Oncogene: An oncogene is a mutated gene that contributes to the development of a cancer. In their normal state, these genes regulate cell growth.

Pedigree: A pedigree is a genetic representation of a family tree that diagrams the inheritance of a trait or disease though several generations. The pedigree shows the relationships between family members and indicates which individuals have developed disease or carry the trait/s in question.

Personalized Medicine: Personalized medicine is a practice of using an individual's genetic profile to guide decisions made in regard to the prevention, diagnosis, and treatment of disease. Knowledge of a patient's genetic profile can help doctors select the proper medication or therapy and administer it using the proper dose or regimen. Personalized medicine is being advanced through data from the Human Genome Project.

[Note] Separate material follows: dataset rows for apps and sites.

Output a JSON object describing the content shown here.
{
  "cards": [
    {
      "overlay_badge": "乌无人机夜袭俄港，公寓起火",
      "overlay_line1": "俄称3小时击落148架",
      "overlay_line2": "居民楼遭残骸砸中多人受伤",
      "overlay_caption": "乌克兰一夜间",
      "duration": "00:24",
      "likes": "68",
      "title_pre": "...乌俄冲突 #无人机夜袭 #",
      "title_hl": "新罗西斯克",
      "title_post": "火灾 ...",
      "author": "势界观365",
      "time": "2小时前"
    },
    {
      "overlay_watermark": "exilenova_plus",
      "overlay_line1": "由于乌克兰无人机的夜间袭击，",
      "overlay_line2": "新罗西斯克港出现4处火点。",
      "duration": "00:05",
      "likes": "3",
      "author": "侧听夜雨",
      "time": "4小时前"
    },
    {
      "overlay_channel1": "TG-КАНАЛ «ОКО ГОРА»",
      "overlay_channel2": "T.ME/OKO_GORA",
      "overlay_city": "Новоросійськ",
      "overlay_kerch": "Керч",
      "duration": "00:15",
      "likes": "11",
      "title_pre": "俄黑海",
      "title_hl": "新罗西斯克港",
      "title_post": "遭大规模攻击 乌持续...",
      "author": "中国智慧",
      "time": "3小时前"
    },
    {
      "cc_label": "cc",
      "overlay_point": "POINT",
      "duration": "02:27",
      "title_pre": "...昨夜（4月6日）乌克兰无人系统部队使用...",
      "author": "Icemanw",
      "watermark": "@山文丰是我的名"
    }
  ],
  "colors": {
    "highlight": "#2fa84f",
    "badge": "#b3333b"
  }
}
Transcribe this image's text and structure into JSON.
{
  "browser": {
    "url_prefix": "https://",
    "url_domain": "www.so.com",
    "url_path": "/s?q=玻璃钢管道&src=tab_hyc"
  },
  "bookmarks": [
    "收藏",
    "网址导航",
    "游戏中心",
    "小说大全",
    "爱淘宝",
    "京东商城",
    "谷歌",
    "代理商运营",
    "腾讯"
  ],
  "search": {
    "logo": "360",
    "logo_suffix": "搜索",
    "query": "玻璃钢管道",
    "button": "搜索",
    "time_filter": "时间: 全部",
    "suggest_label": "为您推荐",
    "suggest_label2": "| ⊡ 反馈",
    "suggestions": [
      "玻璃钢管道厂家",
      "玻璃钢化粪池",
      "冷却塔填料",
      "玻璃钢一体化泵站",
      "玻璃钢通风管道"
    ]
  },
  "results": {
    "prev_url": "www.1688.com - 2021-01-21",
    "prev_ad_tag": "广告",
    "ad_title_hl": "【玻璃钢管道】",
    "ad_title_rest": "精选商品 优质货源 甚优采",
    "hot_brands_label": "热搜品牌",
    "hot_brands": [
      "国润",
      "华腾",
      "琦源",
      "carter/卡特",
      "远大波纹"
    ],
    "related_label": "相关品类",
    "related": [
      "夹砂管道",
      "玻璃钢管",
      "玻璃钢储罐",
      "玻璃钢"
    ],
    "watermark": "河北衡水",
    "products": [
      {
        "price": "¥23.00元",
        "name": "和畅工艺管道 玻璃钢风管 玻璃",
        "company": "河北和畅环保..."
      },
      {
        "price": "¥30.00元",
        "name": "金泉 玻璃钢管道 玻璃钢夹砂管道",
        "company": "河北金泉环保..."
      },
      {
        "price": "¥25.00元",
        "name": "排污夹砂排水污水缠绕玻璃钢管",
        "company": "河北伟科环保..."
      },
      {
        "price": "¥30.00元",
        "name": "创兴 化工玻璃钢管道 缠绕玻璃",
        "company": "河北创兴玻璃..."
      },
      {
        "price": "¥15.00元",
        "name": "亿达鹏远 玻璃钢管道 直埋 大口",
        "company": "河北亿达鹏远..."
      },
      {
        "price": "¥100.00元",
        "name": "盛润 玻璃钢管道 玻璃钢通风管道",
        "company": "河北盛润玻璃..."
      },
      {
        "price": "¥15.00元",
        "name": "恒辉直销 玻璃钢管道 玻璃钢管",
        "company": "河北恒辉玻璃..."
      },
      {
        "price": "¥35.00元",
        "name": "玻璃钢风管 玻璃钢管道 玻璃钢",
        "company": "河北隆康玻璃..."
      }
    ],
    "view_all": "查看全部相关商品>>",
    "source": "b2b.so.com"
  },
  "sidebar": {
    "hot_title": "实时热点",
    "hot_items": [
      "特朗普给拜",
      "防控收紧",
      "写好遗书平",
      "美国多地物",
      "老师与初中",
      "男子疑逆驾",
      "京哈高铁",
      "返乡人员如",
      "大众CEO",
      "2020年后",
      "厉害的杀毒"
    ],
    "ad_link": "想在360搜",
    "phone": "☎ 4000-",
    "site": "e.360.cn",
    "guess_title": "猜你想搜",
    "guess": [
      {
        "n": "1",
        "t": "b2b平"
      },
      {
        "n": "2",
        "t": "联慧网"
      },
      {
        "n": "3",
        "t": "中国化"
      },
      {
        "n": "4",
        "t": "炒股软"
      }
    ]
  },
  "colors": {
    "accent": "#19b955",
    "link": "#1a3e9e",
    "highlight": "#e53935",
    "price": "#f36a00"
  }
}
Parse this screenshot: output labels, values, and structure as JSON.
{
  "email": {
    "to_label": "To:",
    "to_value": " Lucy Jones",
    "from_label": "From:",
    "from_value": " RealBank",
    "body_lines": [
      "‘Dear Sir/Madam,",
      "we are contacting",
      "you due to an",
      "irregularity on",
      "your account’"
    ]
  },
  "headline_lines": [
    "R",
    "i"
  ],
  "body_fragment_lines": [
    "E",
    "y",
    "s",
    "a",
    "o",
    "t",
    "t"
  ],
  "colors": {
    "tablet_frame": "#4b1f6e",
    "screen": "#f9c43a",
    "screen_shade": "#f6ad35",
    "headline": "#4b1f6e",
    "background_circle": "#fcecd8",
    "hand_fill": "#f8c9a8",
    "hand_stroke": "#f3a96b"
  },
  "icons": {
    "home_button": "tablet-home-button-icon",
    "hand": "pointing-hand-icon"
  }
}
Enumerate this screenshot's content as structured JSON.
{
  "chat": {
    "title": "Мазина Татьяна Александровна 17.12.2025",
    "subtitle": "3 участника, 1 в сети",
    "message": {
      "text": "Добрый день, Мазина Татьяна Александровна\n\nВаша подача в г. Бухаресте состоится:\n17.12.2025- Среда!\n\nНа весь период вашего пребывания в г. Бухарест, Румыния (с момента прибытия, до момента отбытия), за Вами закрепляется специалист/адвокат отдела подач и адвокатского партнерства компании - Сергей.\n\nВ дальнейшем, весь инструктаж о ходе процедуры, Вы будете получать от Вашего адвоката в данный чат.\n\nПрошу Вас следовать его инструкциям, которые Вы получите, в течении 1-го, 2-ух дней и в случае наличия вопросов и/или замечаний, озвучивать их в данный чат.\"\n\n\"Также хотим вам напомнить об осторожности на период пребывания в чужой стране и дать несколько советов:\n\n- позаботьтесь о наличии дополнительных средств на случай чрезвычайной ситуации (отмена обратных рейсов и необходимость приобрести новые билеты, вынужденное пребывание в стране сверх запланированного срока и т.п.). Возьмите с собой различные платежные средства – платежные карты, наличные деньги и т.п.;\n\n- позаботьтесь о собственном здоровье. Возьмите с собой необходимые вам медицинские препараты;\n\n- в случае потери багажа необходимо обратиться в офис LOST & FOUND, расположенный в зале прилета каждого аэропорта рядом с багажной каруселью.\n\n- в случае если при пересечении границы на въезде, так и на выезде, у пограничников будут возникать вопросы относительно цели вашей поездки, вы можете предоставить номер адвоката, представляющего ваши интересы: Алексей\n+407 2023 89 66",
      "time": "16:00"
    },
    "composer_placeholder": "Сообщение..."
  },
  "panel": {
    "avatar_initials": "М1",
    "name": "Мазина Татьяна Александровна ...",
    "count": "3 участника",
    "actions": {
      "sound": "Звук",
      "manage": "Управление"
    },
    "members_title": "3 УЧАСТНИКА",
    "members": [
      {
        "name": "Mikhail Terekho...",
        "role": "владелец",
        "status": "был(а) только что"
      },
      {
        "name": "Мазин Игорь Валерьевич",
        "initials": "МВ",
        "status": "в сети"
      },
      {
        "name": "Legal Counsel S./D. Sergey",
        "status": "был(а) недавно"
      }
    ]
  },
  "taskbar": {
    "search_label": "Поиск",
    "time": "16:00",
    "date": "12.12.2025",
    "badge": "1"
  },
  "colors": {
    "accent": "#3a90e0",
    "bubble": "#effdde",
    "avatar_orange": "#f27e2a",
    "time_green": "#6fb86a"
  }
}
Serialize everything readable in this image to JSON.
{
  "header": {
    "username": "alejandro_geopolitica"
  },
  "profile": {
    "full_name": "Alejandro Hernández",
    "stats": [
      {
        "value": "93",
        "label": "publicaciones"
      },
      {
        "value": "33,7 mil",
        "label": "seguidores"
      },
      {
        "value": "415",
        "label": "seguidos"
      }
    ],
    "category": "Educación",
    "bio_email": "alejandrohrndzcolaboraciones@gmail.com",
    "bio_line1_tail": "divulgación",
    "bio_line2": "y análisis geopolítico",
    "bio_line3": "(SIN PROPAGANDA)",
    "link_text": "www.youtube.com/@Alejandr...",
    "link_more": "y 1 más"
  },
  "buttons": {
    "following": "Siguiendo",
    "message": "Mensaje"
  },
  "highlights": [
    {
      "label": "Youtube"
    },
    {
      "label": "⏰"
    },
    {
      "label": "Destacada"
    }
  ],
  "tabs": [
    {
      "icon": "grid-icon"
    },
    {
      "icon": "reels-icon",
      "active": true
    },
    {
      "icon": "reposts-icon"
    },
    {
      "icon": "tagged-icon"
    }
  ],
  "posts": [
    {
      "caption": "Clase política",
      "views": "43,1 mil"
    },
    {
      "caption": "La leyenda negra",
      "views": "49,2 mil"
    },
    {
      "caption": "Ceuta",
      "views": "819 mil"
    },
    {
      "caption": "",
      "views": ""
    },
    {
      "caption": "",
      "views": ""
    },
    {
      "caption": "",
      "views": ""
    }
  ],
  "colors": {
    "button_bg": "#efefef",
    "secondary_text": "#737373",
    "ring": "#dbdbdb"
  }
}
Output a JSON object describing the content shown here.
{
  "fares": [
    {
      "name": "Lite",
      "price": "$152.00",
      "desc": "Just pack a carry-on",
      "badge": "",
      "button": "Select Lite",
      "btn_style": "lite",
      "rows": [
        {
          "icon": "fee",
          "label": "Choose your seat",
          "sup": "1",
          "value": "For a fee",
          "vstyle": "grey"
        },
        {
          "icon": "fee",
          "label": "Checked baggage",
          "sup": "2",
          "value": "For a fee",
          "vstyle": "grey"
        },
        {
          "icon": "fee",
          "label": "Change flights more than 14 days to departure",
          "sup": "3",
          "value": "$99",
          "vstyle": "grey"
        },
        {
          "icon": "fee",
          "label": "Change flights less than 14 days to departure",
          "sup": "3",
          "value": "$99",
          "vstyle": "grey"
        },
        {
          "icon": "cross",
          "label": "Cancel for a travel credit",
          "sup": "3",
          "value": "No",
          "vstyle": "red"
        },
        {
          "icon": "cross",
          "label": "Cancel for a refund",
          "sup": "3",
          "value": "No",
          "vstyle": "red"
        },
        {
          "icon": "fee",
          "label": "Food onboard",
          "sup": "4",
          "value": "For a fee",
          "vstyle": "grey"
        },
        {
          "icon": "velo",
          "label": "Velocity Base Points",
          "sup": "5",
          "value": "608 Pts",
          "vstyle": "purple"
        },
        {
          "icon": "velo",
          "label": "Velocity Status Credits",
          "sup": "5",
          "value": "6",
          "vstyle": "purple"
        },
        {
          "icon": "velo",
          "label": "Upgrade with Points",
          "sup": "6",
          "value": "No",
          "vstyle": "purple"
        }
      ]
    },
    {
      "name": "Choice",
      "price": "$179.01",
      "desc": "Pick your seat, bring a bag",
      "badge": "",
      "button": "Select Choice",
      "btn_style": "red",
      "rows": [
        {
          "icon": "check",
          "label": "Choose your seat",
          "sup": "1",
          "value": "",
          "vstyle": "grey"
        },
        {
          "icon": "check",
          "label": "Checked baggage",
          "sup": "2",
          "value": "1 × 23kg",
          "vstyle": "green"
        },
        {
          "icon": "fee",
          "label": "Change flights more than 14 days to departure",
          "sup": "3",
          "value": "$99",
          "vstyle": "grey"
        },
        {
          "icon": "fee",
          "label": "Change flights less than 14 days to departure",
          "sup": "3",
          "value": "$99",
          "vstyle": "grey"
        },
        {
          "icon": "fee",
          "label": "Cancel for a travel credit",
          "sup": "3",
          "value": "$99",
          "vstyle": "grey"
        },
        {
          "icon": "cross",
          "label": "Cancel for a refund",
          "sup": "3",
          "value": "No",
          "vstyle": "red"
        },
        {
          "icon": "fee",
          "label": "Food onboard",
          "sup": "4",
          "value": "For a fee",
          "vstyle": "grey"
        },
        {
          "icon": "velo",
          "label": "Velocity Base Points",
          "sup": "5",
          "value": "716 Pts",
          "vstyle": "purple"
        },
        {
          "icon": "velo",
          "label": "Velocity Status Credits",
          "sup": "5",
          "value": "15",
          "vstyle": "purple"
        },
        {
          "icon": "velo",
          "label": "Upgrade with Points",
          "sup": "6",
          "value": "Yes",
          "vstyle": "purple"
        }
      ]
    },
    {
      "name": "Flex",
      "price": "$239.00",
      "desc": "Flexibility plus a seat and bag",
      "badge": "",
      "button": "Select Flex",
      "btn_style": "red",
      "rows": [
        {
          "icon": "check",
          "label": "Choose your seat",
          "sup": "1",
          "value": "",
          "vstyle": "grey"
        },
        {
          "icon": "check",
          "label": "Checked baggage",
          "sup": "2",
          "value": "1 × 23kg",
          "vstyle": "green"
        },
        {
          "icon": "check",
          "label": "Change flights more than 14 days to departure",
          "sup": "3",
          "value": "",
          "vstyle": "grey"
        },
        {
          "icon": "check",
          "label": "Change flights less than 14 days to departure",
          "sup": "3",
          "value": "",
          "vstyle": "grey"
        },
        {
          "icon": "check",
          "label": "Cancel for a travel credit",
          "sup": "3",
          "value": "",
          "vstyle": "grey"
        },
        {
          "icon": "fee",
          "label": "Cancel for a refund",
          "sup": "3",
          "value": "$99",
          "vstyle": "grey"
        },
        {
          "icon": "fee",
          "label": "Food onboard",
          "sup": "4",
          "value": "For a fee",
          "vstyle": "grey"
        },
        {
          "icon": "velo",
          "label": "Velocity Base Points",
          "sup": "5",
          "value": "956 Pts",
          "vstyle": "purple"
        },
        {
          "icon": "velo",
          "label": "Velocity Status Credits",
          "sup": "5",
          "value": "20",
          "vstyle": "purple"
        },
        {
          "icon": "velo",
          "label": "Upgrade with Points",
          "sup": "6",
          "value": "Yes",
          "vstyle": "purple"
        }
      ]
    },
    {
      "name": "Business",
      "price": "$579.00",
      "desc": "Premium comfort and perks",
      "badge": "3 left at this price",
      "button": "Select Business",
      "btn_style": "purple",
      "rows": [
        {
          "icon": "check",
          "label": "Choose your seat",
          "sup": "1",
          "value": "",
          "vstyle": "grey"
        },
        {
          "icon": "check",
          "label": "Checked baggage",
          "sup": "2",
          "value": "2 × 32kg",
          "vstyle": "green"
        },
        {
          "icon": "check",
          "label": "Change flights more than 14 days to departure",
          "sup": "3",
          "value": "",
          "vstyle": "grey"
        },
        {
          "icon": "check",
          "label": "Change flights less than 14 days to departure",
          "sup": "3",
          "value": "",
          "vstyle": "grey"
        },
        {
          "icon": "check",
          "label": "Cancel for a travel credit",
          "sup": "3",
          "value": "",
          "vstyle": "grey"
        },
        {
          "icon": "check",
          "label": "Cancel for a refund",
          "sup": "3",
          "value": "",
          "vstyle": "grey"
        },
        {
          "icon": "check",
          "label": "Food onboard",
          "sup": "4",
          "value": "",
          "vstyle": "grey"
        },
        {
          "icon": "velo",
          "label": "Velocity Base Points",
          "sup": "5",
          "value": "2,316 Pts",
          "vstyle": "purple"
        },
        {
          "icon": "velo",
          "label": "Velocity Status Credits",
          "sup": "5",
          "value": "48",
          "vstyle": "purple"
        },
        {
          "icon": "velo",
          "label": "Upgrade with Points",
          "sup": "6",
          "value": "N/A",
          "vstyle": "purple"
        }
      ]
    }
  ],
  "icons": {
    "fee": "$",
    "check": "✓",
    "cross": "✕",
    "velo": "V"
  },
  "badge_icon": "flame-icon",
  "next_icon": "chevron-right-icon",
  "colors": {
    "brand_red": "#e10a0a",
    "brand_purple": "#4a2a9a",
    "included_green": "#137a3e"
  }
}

Pharmacogenomics: Pharmacogenomics is a branch of pharmacology applies genetic traits in drug development. An important application of pharmacogenomics is in personalizing individual patient genetic variation with predicting drug responses.

Precision Medicine: Precision medicine is an approach to patient care that allows doctors to select treatments that are mostly likely to treat patients based on a genetic understanding of their disease including cancer. Therapeutic benefit is optimized by using genetic or molecular profiling of disease .

Risk: In the context of genetics, risk refers to the probability that an individual will be affected by a particular genetic disorder. Both genes and environment influence risk. An individual's risk may be higher because they inherit genes that cause or increase susceptibility to a disorder.

Somatic Cell: A somatic cell is any cell of the body except sperm and egg cells. Mutations in somatic cells can affect the individual, and are implicated in the development and treatment of cancer, but they are not passed on to offspring.

Susceptibility: Susceptibility is a condition of the body that increases the likelihood that the individual will develop a particular disease. Susceptibility may be highly influenced by family history and inherited traits but may also be influenced by a combination of genetic and environmental factors.

Tumor Suppressor Gene: Tumor suppressor genes provide the instructions to build proteins that are part of a biological system that regulate cell growth. The tumor suppressor proteins job is to keep cell growth regulated and in check. When the tumor suppressor gene is mutated, the tumor suppressor protein is unable to do its job, and, as a result, unregulated and uncontrolled cell growth may occur, which increases the susceptibility of developing cancer.